  245. ^ Mark Schlabach, Georgia takes top spot in early look at 2008's Top 25, ESPN.com, January 8, 2008, Accessed July 7, 2008.
  246. ^ Stewart Mandel, Early look at '08, SI.com, January 17, 2008, Accessed July 7, 2008.
  247. ^ Michael Middlehurst-Schwartz, Don't rush judgment on Rachal's decision, Daily Trojan, January 18, 2008, Accessed July 7, 2008.
  248. ^ 2008 Official Invite List, NFL Scouting Combine, Accessed July 7, 2008.
  249. ^ a b Gary Klein, USC's NFL pipeline stays open on second day, Los Angeles Times, April 27, 2009, Accessed April 27, 2009.
  250. ^ Judd Zulgad and Kevin Seifert, Henderson's brother leads group of 16 free agents, Star Tribune, April 27, 2008, Accessed July 7, 2008.

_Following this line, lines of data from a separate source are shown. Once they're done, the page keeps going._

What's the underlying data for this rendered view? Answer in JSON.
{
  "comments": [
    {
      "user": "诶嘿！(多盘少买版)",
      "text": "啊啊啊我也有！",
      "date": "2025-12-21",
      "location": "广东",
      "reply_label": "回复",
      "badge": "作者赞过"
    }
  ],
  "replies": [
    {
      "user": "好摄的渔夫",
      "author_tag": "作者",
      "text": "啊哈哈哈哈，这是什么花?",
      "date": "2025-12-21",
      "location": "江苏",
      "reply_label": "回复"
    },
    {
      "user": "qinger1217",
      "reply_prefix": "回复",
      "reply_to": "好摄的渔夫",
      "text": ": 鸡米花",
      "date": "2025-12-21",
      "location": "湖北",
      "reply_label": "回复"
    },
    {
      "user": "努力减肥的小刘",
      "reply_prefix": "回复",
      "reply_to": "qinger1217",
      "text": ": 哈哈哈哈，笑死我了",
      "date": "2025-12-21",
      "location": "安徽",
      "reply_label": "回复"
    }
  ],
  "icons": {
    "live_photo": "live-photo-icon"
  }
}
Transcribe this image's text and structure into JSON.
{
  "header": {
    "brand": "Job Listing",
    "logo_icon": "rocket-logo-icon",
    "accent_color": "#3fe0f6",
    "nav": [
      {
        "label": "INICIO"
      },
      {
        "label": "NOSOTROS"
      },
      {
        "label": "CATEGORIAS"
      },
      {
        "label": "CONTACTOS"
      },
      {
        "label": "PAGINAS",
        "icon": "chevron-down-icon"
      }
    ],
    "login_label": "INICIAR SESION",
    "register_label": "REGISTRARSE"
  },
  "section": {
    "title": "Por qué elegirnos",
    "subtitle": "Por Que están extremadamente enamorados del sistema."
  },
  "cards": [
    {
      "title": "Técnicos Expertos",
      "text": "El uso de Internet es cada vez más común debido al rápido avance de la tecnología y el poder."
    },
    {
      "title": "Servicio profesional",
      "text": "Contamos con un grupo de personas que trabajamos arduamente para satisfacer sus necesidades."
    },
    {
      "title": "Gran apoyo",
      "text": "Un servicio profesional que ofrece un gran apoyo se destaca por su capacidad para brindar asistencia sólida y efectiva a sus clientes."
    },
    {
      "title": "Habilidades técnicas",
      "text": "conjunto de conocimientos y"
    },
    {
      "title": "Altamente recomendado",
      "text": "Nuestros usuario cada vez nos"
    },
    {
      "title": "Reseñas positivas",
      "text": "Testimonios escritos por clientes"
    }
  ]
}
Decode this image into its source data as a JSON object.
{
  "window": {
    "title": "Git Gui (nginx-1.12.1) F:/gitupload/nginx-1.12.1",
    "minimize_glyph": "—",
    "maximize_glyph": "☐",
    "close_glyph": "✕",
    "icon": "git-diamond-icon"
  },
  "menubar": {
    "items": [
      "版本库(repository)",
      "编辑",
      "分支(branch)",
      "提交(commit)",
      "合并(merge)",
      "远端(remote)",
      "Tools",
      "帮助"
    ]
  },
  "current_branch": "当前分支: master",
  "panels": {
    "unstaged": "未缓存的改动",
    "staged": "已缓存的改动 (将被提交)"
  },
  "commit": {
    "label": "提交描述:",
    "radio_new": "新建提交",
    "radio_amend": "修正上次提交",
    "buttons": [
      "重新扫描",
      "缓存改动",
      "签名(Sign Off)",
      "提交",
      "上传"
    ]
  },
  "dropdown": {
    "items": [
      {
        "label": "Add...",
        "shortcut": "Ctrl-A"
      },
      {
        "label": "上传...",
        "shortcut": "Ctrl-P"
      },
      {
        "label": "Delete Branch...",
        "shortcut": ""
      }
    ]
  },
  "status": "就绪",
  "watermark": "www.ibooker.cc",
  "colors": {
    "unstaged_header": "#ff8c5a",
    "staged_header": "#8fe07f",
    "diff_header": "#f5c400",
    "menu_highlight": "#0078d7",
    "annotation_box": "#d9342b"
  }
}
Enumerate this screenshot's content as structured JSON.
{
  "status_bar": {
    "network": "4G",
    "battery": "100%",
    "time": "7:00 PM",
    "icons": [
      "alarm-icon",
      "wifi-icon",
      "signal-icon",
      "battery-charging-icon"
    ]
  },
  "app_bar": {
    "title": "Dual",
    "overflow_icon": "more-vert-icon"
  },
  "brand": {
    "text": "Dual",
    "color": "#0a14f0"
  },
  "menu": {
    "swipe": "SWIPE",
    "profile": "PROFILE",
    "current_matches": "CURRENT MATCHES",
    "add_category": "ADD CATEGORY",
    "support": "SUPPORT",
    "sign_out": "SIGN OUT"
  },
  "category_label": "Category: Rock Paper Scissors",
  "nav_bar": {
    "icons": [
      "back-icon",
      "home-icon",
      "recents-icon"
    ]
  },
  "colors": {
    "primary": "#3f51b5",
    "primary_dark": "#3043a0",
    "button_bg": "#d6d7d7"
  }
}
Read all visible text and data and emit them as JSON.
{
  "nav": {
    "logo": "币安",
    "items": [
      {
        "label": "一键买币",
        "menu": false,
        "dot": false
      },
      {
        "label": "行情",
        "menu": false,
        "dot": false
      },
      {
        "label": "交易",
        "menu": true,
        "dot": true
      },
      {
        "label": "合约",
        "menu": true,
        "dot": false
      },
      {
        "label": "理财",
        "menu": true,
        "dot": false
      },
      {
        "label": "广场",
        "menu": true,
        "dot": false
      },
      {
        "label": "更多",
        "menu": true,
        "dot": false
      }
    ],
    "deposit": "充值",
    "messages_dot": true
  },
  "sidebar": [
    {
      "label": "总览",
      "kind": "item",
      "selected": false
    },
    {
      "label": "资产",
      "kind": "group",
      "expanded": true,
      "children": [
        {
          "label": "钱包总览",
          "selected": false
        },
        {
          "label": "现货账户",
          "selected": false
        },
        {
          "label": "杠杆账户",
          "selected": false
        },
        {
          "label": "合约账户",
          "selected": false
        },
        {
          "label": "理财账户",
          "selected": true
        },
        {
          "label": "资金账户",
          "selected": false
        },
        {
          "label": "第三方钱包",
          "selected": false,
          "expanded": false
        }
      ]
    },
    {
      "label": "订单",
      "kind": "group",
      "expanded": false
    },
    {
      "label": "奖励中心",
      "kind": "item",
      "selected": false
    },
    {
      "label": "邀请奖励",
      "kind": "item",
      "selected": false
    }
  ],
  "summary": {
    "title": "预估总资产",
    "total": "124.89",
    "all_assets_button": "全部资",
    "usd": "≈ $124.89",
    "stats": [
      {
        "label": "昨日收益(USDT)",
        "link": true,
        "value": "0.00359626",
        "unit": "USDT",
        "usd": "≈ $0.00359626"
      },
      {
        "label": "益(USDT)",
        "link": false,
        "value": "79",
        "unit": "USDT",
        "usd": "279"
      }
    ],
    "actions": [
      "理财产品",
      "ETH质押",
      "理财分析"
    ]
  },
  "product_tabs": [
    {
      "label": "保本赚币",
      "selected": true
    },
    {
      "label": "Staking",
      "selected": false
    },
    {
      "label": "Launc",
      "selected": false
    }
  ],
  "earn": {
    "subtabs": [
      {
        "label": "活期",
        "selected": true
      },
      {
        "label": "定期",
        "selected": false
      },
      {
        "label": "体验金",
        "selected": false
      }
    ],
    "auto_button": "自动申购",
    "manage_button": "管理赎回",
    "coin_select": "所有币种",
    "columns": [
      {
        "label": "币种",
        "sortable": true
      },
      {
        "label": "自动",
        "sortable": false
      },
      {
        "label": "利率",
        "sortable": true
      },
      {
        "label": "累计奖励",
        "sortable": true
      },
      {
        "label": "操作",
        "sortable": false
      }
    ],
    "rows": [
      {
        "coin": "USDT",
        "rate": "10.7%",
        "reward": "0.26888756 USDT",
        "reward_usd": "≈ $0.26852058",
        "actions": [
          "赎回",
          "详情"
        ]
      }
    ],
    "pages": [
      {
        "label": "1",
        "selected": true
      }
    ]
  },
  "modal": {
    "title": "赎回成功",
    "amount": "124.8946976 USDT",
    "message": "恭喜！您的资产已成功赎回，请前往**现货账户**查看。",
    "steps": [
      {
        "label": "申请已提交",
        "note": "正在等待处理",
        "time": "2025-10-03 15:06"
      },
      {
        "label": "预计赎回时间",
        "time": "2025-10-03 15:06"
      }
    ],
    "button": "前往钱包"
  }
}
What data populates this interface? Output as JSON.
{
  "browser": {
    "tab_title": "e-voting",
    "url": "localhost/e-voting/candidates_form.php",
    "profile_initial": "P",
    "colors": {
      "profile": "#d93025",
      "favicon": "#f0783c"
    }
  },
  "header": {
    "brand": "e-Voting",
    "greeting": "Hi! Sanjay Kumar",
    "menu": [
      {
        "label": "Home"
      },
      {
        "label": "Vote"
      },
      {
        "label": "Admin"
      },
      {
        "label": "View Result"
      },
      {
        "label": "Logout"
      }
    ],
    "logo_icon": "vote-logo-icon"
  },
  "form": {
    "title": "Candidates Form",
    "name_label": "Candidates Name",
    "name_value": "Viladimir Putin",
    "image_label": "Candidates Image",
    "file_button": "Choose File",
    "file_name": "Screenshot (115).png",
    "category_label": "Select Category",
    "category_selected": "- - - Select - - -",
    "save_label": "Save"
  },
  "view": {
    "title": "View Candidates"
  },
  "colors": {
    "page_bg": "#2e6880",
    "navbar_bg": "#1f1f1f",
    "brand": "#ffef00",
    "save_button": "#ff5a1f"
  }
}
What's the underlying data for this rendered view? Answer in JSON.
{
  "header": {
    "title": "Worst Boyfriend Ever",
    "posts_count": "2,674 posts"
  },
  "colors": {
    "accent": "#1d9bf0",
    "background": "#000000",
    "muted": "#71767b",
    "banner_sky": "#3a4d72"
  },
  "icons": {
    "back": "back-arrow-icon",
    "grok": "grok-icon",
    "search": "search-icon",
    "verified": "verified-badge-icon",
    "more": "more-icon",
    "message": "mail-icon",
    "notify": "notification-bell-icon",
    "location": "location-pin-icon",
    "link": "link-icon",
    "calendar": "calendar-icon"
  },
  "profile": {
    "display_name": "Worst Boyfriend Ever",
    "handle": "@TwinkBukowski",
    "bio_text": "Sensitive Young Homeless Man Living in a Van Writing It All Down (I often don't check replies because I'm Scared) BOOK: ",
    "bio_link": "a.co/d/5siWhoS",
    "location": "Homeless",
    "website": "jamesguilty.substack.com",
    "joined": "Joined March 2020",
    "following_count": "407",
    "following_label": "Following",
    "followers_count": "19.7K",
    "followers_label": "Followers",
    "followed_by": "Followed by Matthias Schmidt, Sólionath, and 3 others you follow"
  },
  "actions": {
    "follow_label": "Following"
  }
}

  251. ^ Steve Wine, OL McKinney joins Dolphins, Star Tribune, May 19, 2008, Accessed July 11, 2008.
  252. ^ NFL Draft Tracker: USC, National Football League, Accessed May 1, 2011.
  253. ^ NFL Draft Tracker: USC, National Football League, Accessed May 1, 2011.
  254. ^ Gary Klein, USC football: Rhett Ellison happy to join Vikings, Los Angeles Times, April 29, 2012, accessed April 30, 2012.
  255. ^ Gary Klein, Rose Bowl says no deal, for now, Los Angeles Times, December 7, 2007, Accessed July 7, 2008.
  256. ^ Pac-10 Football Awards and All-Conference Team Announced, Pacific 10 Conference, December 3, 2007, Accessed July 7, 2008.
  257. ^ Gary Klein, Draft is next step for some players, Los Angeles Times, January 1, 2008, Accessed July 7, 2008.
  258. ^ Chris Low, Former Trojans happy to be reunited with Kiffin, ESPN.com, January 22, 2008, Accessed July 7, 2008.